Ironically, while personalized marketing is enabling companies to understand their customer needs with greater accuracy, local viewpoints are often left behind. It’s almost like, as an industry, we’ve overlooked a critical middle layer. Local voices seem to get lost in this highly personalized shuffle. How can localization professionals advocate for local customers, in the midst of all this?

I think customer centricity is one strong point of entry we can use to advocate for local customers. There’s plenty of buy-in already. Everyone knows the customer experience matters. All most of us working in localization want to ask is, could we just slip a “local” in there too?

The push to embrace customer-centric concepts in tech has been underway for quite some time. The notion of what it means to be customer-centric is also evolving. In its modern form, being customer-centric is much more than just thinking about the customer. It requires empathy, operating with an inclusive mindset, and adopting principles companywide to focus on solving for the customer. (Our team at HubSpot even created a Customer Code.)

As such, the next time you’re tempted to throw out the term “localization” with stakeholders, consider swapping it for “local inclusion” instead. To most people, “localization” sounds robotic and dry. It sounds like a process, or a machine you just run things through. Unfortunately, that’s also precisely what localization isn’t.

To be locally inclusive? That sounds way more thoughtful. More careful. More precise.

And more like what localization actually is.

Local inclusion can be a really powerful concept. Often, localization teams serve in the role of “advocates” for local voices to be heard. Very commonly, we’re the ones reminding global teams to talk to in-country leaders and counterparts. Imagine how your conversations might become more effective if you made some small changes here, if you try using “local inclusion” a bit more.

BEFORE

L10N team: “Let’s talk to the in-country teams before we localize this.”

Stakeholder: (Tunes out, sounds boring and unimportant)

AFTER

L10N team: “To make sure we’re being locally inclusive, let’s talk to the in-country teams first.”

Stakeholder: “Hmmm. Tell me more.” (Tunes in, because inclusivity sounds important)

L10N team: “If we consult with people who are closer to the customer, directly in region, we can improve inclusion for our local customers.”

It’s All about Language, Really

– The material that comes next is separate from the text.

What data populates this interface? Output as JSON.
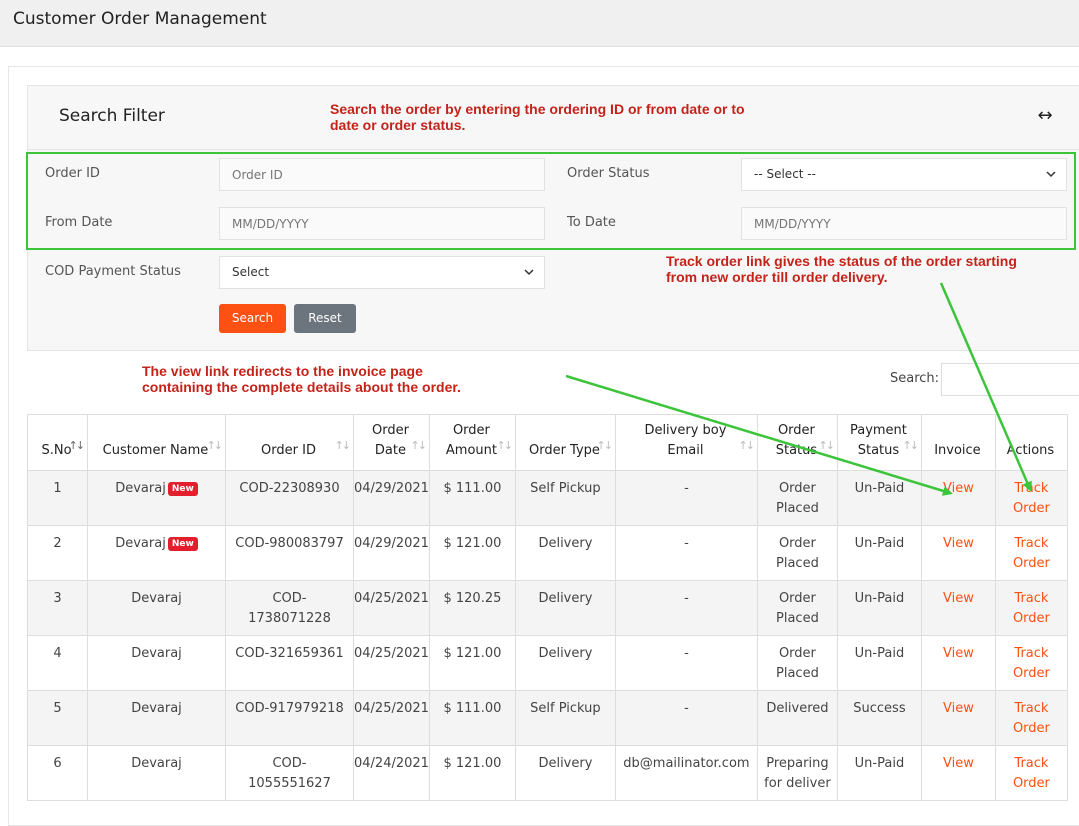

Localization people love solving for local inclusion and global extensibility. It’s what we live for. We can communicate about this topic and how to solve such problems indefinitely.

What we’re not always great about is getting the opportunity to do this work as early as it’s needed, and in as many places as it’s required.

The only way we can get more seats at the table for localization, in my opinion, is to improve the way we communicate. If we can use simpler, clearer language, we can engender greater trust. Only when we do that, can we advocate for local needs, earlier, and more easily.

A truly successful localization team within any tech company does not just transform content across languages, cultures, and systems. We actually learn to speak countless new languages, those of our stakeholders. Often, we hitch our international advocacy agenda to the company’s star priority of the moment. What’s difficult about it is that these windows of opportunity come up when we least expect them.

As a result, we can sometimes feel like the character Amy Adams played in Arrival, using the most creative and scientific areas of our brain in order to decipher and communicate what other teams really mean.

But what we often don’t realize is, the non-localization person is the one who often feels like the Amy Adams character, on the other side. Except… they’re not skilled in decoding languages. That’s our vocation, not theirs. It wouldn’t be fair to ask them to interpret our world, at least, not until we know enough of their language to teach them ours.

So, we have to listen, learn, and find more points of overlap and common ground where we can add value in business growth and strategy conversations. It often starts with language, which I guess is pretty fortunate for us, since we know a thing or two about that. 😉

For more on this topic, check out this more accessible localization definition.

Nataly Kelly

Nataly leads localization at HubSpot and has previously held diverse roles in marketing, international operations and strategy, research, and product development. She writes for Harvard Business Review on topics of international marketing and business. Nataly works remotely from Donegal, Ireland, by way of New England, Ecuador, and rural Illinois where she grew up.

One comment

Leave a Reply